More than 50 people attended a recent event at the University of Toronto, on Thursday 8th June, to hear two Quebec student activists. Nichola R. and Mohamed B. are students at the Université du Québec à Montréal (UQAM) and supporters of La Riposte, Fightback’s sister French-language paper. Nichola and Mohamed were invited by Fightback and the Toronto Young New Democrats to come speak to students, workers, and those interested to learn about their experiences in the midst of the largest movement in Canadian history. The speakers shared their experiences, went into the theoretical approach necessary to build, and outlined the right methods to spread the student movement across the country.
Both students analyzed the history of the student movement in Canada. The inspiration from May 1968 in France, which spread from the students to the working class, was crucial not just for Quebec but student resistance across the world. Student resistance throughout the 70s, 80s and 90s, helped explain the contemporary situation in the province. In Quebec the movement’s leadership, typically associated with the ASSÉ student union, openly promoted the culture of fighting student unionism. Strike tactics, were seen historically as an effective tool against the state. This helped contextualize what needs to be done in English Canada to build an effective student movement.
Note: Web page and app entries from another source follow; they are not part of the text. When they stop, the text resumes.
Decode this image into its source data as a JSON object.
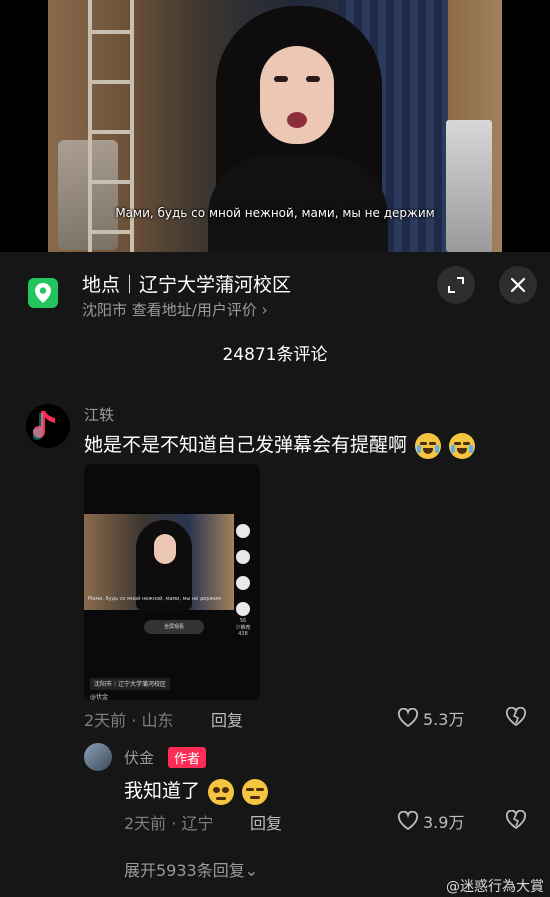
{
  "video": {
    "subtitle": "Мами, будь со мной нежной, мами, мы не держим"
  },
  "location": {
    "title": "地点｜辽宁大学蒲河校区",
    "subtitle": "沈阳市  查看地址/用户评价 ›",
    "icon": "map-pin-icon",
    "accent_color": "#22c55e"
  },
  "comments_header": {
    "count_label": "24871条评论"
  },
  "comment": {
    "username": "江轶",
    "text": "她是不是不知道自己发弹幕会有提醒啊",
    "thumbnail": {
      "subtitle": "Мами, будь со мной нежной, мами, мы не держим",
      "location": "沈阳市｜辽宁大学蒲河校区",
      "user": "@伏金",
      "rail_counts": [
        "56",
        "少推荐",
        "438"
      ],
      "button": "全屏观看"
    },
    "time_location": "2天前 · 山东",
    "reply_label": "回复",
    "likes": "5.3万"
  },
  "reply": {
    "username": "伏金",
    "author_badge": "作者",
    "text": "我知道了",
    "time_location": "2天前 · 辽宁",
    "reply_label": "回复",
    "likes": "3.9万",
    "author_badge_color": "#ff2d55"
  },
  "expand_replies": "展开5933条回复⌄",
  "watermark": "@迷惑行為大賞"
}
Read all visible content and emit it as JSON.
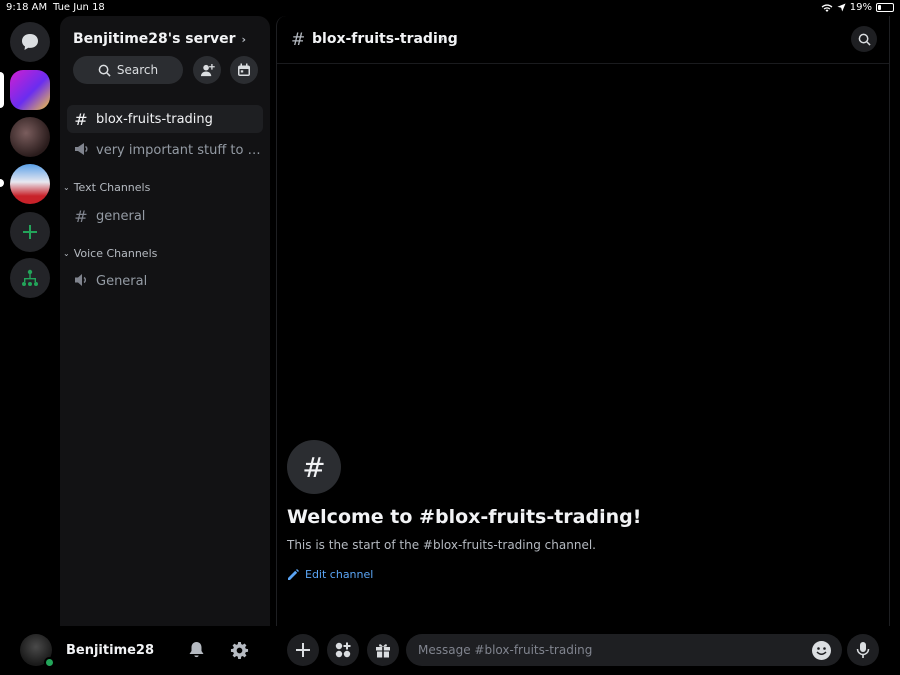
{
  "status_bar": {
    "time": "9:18 AM",
    "date": "Tue Jun 18",
    "battery": "19%"
  },
  "rail": {
    "items": [
      "direct-messages",
      "server-1",
      "server-2",
      "server-3",
      "add-server",
      "discover"
    ]
  },
  "server": {
    "name": "Benjitime28's server",
    "search_label": "Search"
  },
  "channels": {
    "pinned": [
      {
        "name": "blox-fruits-trading",
        "type": "text",
        "active": true
      },
      {
        "name": "very important stuff to ta...",
        "type": "announcement",
        "active": false
      }
    ],
    "categories": [
      {
        "label": "Text Channels",
        "channels": [
          {
            "name": "general",
            "type": "text"
          }
        ]
      },
      {
        "label": "Voice Channels",
        "channels": [
          {
            "name": "General",
            "type": "voice"
          }
        ]
      }
    ]
  },
  "user": {
    "name": "Benjitime28",
    "status": "online"
  },
  "chat": {
    "channel": "blox-fruits-trading",
    "welcome_title": "Welcome to #blox-fruits-trading!",
    "welcome_subtitle": "This is the start of the #blox-fruits-trading channel.",
    "edit_channel": "Edit channel"
  },
  "composer": {
    "placeholder": "Message #blox-fruits-trading"
  },
  "colors": {
    "online": "#23a55a",
    "link": "#5ba5f5",
    "add_server_green": "#23a55a"
  }
}
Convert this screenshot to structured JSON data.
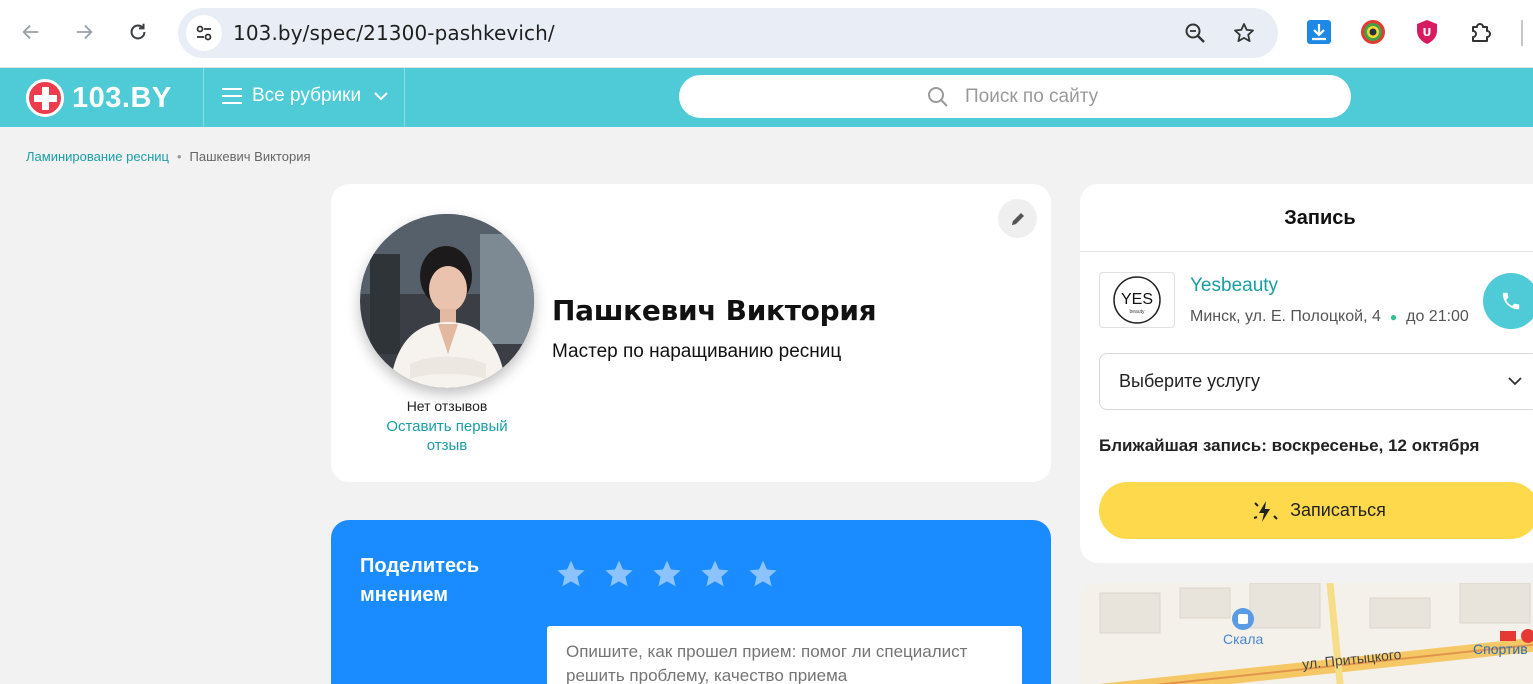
{
  "browser": {
    "url": "103.by/spec/21300-pashkevich/",
    "back_icon": "arrow-left-icon",
    "forward_icon": "arrow-right-icon",
    "reload_icon": "reload-icon"
  },
  "site": {
    "logo_text": "103.BY",
    "rubrics_label": "Все рубрики",
    "search_placeholder": "Поиск по сайту",
    "brand_color": "#4ecbd6"
  },
  "breadcrumb": {
    "parent": "Ламинирование ресниц",
    "current": "Пашкевич Виктория"
  },
  "profile": {
    "name": "Пашкевич Виктория",
    "role": "Мастер по наращиванию ресниц",
    "reviews_status": "Нет отзывов",
    "first_review_link": "Оставить первый отзыв"
  },
  "review": {
    "title": "Поделитесь мнением",
    "stars": 5,
    "placeholder": "Опишите, как прошел прием: помог ли специалист решить проблему, качество приема"
  },
  "booking": {
    "title": "Запись",
    "salon_logo_text": "YES",
    "salon_logo_subtext": "beauty",
    "salon_name": "Yesbeauty",
    "address": "Минск, ул. Е. Полоцкой, 4",
    "hours": "до 21:00",
    "service_select": "Выберите услугу",
    "nearest": "Ближайшая запись: воскресенье, 12 октября",
    "book_button": "Записаться",
    "button_color": "#fed94b"
  },
  "map": {
    "place": "Скала",
    "street": "ул. Притыцкого",
    "right_label": "Спортив"
  }
}
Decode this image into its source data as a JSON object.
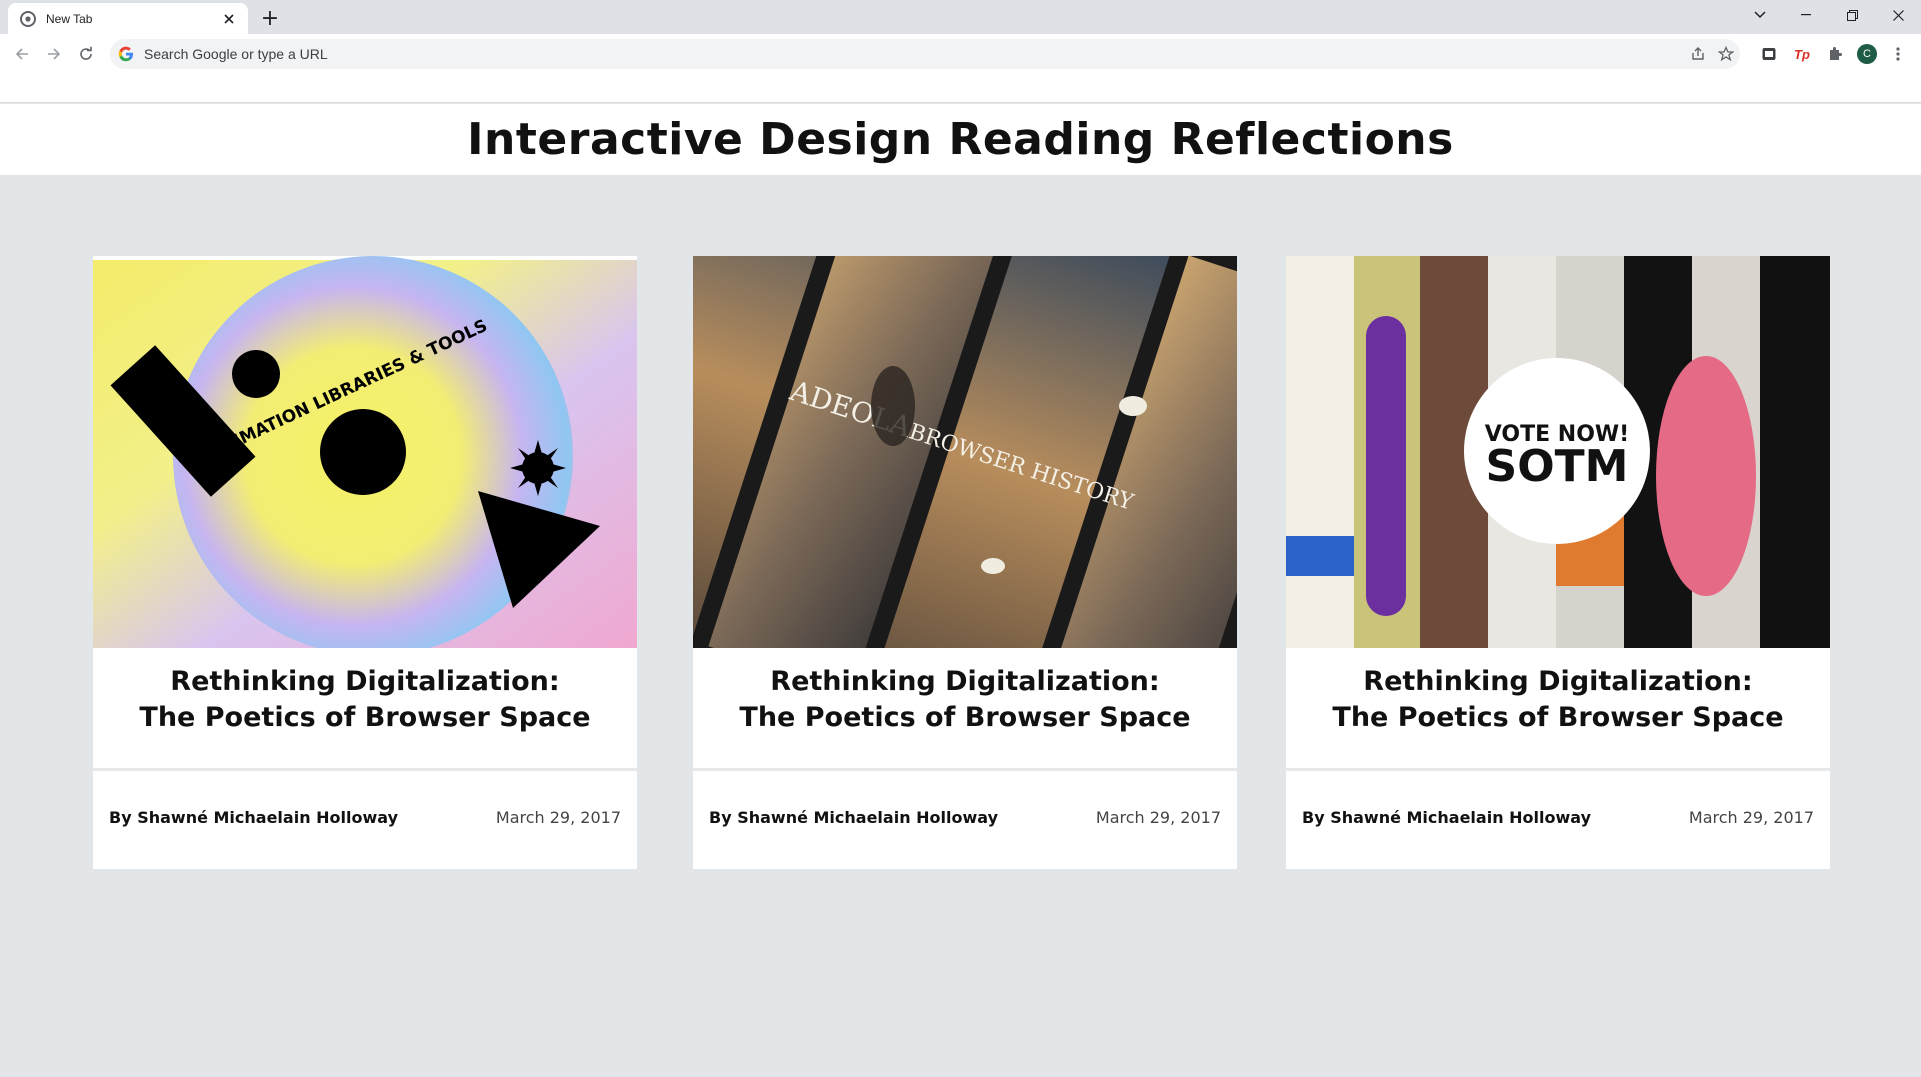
{
  "browser": {
    "tab_title": "New Tab",
    "new_tab": "+",
    "omnibox_placeholder": "Search Google or type a URL",
    "profile_initial": "C",
    "ext_tp_label": "Tp"
  },
  "page": {
    "title": "Interactive Design Reading Reflections"
  },
  "cards": [
    {
      "title_line1": "Rethinking Digitalization:",
      "title_line2": "The Poetics of Browser Space",
      "author": "By Shawné Michaelain Holloway",
      "date": "March 29, 2017",
      "image_text": "UI ANIMATION LIBRARIES & TOOLS"
    },
    {
      "title_line1": "Rethinking Digitalization:",
      "title_line2": "The Poetics of Browser Space",
      "author": "By Shawné Michaelain Holloway",
      "date": "March 29, 2017",
      "image_text_1": "ADEOLA",
      "image_text_2": "BROWSER HISTORY"
    },
    {
      "title_line1": "Rethinking Digitalization:",
      "title_line2": "The Poetics of Browser Space",
      "author": "By Shawné Michaelain Holloway",
      "date": "March 29, 2017",
      "image_text_1": "VOTE NOW!",
      "image_text_2": "SOTM"
    }
  ],
  "colors": {
    "page_bg": "#e3e6e8",
    "chrome_bg": "#dee1e6",
    "card_bg": "#ffffff"
  }
}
Police repression by the Charest government was also discussed. Mohammed and Nichola were witnesses, and victims, to the brutal practices carried out by Quebec police over the past 16-weeks of struggle. Tactics were proposed on how to resist state repression and how to understand the root problems which leads to the injustice. Self defence against the state cannot be won through individual methods, for example, and need to be discussed and democratically organized by student unions and groups.
The speakers discussed the importance of a Marxist analysis of events in order to understand and develop solutions for the movement. The austerity measures which are being implemented under the current capitalist framework are affecting every sector of society, not just students. Considering the intransigence of the Jean Charest government, it is vital for the student movement to reach out to the working class. The student unions need to send delegations of students to the different factories and workplaces; this is one of the key lessons of France 1968 and which helped to turn a student movement into the largest general strike in the advanced capitalist countries. The students need to speak to their parents, friends, and family members who are facing the same types of cuts and austerity as students. The students have put tremendous pressure on the Charest government by going on strike. Nichola and Mohammed asked the crowd to imagine the effect of a Canada-wide strike that also included working-class Canadians. Only with the involvement of the broader sector of society can students win in this struggle.
Nichola also focused on the role played by the mass student unions in helping to give the guidance and tools for student activists to reach out to the general student population. In particular, CLASSE was organizing general assemblies and meetings with students for months before the strike began. Because of CLASSE’s status as a mass organization of students in Quebec, this greatly helped to focus the forces fighting for a resistance to the tuition hike in Quebec. Both Nichola and Mohammed said students in Ontario must reach out to the Canadian Federation of Students (CFS) and push for the CFS leadership to speak out for free education and be prepared to help organize a student strike in Ontario and the rest of the country. Speakers from the crowd mentioned that progress was actively being made, particularly in Toronto. Student union leaders in Toronto have already, in recent days, come out and mentioned the need for “free education”. Nichola and Mohamed commended the developments, and asked that we continue to increase the pressure. Both activists praised the “Open Letter to the CFS” which had spread across the country, and put pressure on various student unions to respond. It has inspired not only students in English Canada, but students in Quebec who are finally seeing a real step towards solidarity in this struggle. Nichola explained that our student unions have the resources and they have the power; therefore, it is our duty to push the leadership of these bodies to actually represent (and fight for) the demands of rank-and-file students.
The enthusiastic questions and commentary from the crowd was evident of the appreciation that was there for Nichola and Mohammed’s appearance. In the subsequent collection, nearly $100 was raised to help fund their trip to Toronto. There is a sense of urgency for us to act now — both to help our brothers and sisters fighting in Quebec, but also for us to be able to fight for our own rights and standards. Get involved with Fightback and be part of this growing movement!
For more pictures from this event, please visit our Flickr site!